With these successes, Grant had won his first major victories of the war. His army captured two important forts, which meant they could send soldiers and supplies down the Tennessee and Cumberland rivers. This made Grant famous at the time. Because of these victories, Tennessee’s capital, Nashville, was soon captured as well. This helped changed the outcome of the Civil War in Tennessee and the whole country.
Postcard of Ft. Donelson National Battlefield, Tennessee State Museum Collection.
Over 150 years later, you can still visit the Fort Donelson Battlefield! It is a National Park and free to visit. It is located in Dover, Tennessee. You can still imagine the soldiers fighting on land and by river. You can walk the same ground that made Ulysses S. Grant one of the most well-known men in our history.
Ulysses S Grant – (1822-1885) Ulysses S. Grant was the commanding U.S. General during the Battles of Ft. Henry and Ft. Donelson.
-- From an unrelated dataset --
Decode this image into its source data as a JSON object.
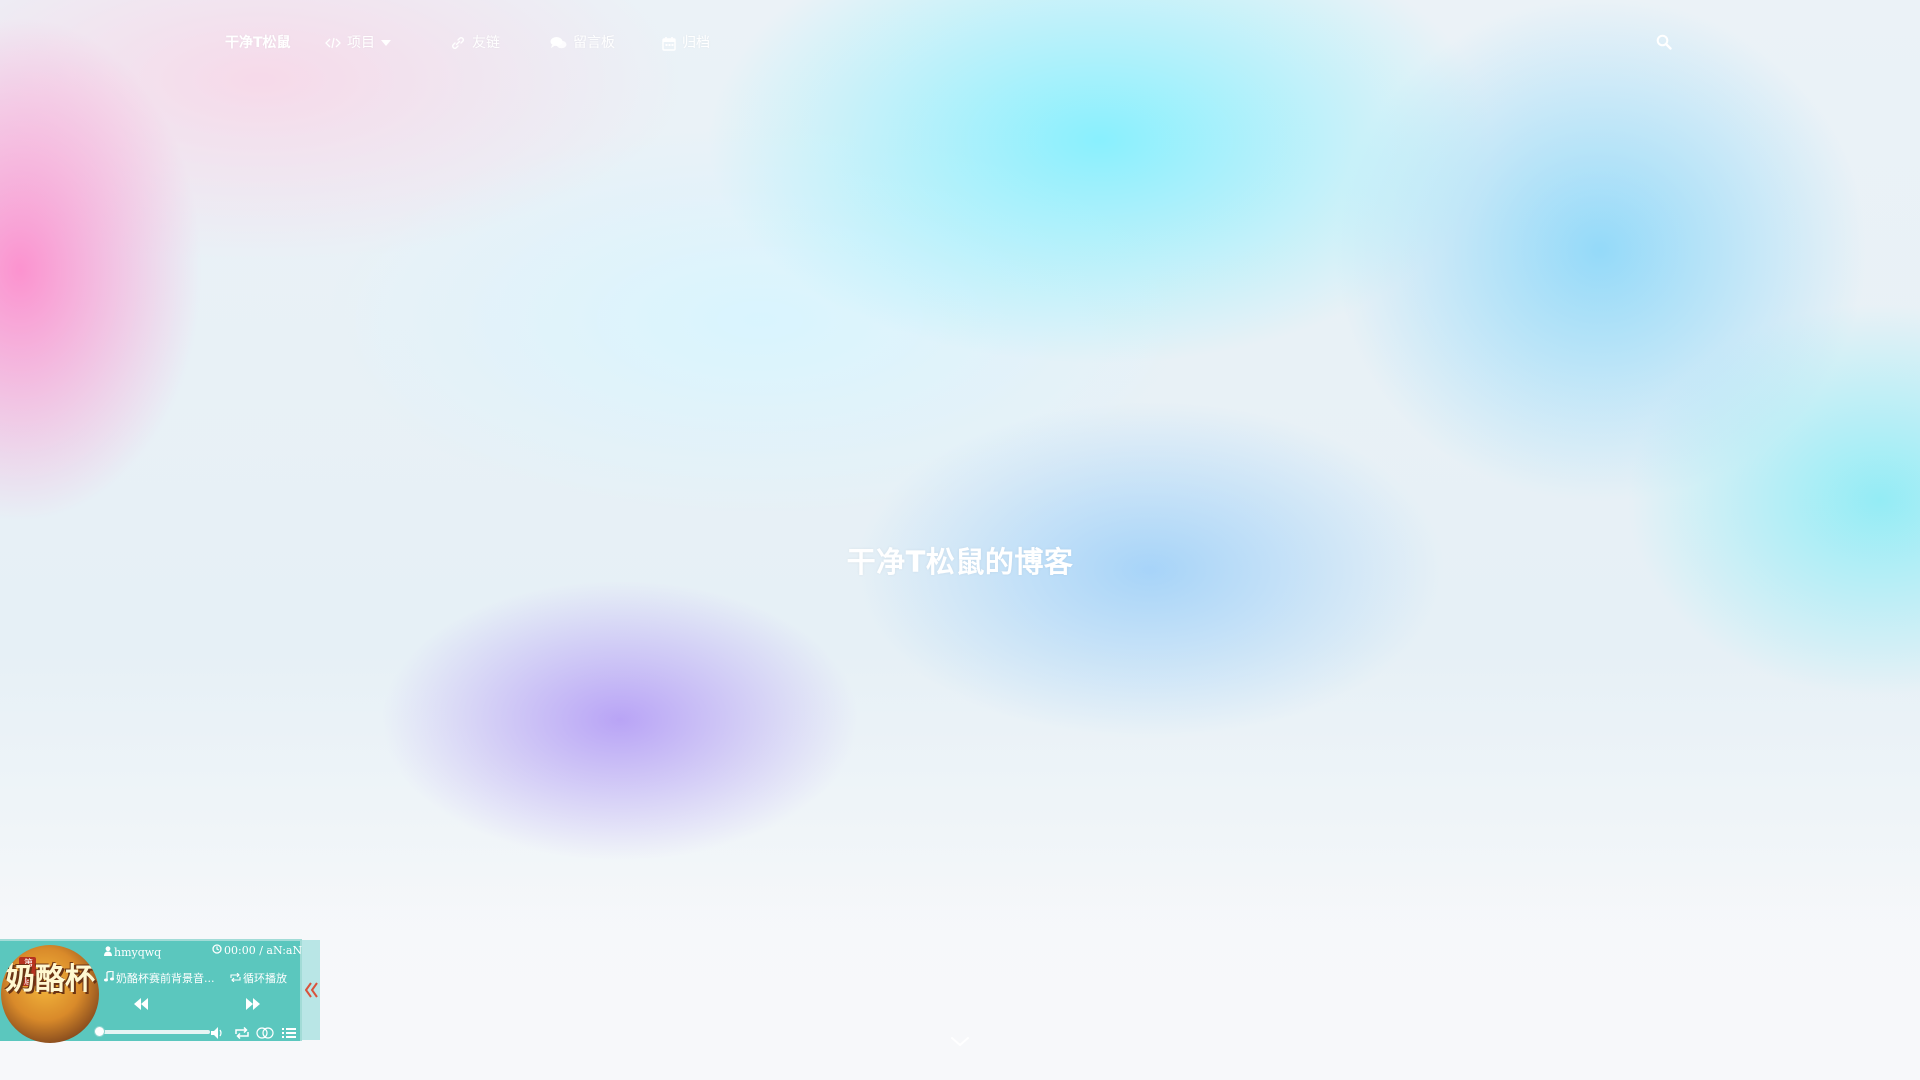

He would go on to serve as the Commanding General for the U.S. Army and accepted Confederate General Robert E. Lee’s surrender at Appomattox Courthouse in 1865. He later served as the 18th President of the United States from 1869-1877.
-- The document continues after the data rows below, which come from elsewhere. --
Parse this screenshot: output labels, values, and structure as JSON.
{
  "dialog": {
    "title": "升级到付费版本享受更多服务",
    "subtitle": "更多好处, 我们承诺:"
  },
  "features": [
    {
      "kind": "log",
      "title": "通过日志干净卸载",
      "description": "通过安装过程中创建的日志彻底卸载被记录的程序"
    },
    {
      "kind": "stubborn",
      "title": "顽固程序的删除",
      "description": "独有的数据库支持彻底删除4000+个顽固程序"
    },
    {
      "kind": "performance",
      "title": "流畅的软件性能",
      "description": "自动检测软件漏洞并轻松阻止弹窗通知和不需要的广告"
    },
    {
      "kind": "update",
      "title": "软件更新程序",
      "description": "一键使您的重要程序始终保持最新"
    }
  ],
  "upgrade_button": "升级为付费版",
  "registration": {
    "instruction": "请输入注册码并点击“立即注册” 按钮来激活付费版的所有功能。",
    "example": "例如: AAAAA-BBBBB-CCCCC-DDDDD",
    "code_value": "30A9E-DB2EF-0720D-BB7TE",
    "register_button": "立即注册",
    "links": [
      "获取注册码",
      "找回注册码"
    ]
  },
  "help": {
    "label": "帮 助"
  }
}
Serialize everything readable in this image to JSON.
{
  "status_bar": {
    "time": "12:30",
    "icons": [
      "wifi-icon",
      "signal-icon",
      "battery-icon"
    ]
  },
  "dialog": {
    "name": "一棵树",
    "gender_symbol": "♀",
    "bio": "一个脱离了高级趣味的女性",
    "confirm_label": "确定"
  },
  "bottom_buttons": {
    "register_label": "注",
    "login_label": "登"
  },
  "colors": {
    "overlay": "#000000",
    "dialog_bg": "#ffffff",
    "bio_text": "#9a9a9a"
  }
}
Secede – To leave or break away from a country. During the Civil War, states left the United States to form the Confederate States.
Confederate States of America – The group of southern states that seceded from the United States in 1860 and 1861 and attempted to form their own nation. Tennessee was one of those states.
Tennessee River – A river that runs mainly through Tennessee and into Kentucky, Mississippi, and Alabama. The cities of Knoxville and Chattanooga are located on the Tennessee River.
Cumberland River – A river that runs through Tennessee, as well as into Kentucky. The cities of Nashville and Clarksville are located on the Cumberland River.
Enslaved Person – Someone who has no freedom or choice.
Artillery – Large guns used in war. During the Civil War, cannons were called artillery.
Casualties – When referring to casualties in war time, it means soldiers who are killed, missing, captured, or wounded.
When were the Battles of Ft. Henry and Ft. Donelson?
Why were the Tennessee and Cumberland Rivers important during the Civil War?
What other rivers do you think were important during the Civil War? Why?
Before airplanes, trucks, and interstates what were other ways to move soldiers and supplies besides on a river? What way do you think would have worked best? Why
Have students draw an outline of the State of Tennessee. Next, have students draw and label the Tennessee and Cumberland Rivers on their outline. After this, students can fill in cities and other landmarks.
Visit the Ft. Donelson National Battlefield and explore different walking trails. https://www.nps.gov/fodo/index.htm
Tennessee State Social Studies Standards:
4.32 - Describe the roles of major leaders during the Civil War, including Ulysses S Grant.
5.42 - Describe the significance of the following Civil War events and battles on Tennessee: Siege of Ft. Donelson.
8.62 - Describe the outbreak of the Civil War and the resulting sectional differences, including Military Strategies.
8.62 - Explain the significance of the following battles, events, and leaders during the Civil War, including Ulysses S Grant.
Matthew Gailani is an Educator at the Tennessee State Museum.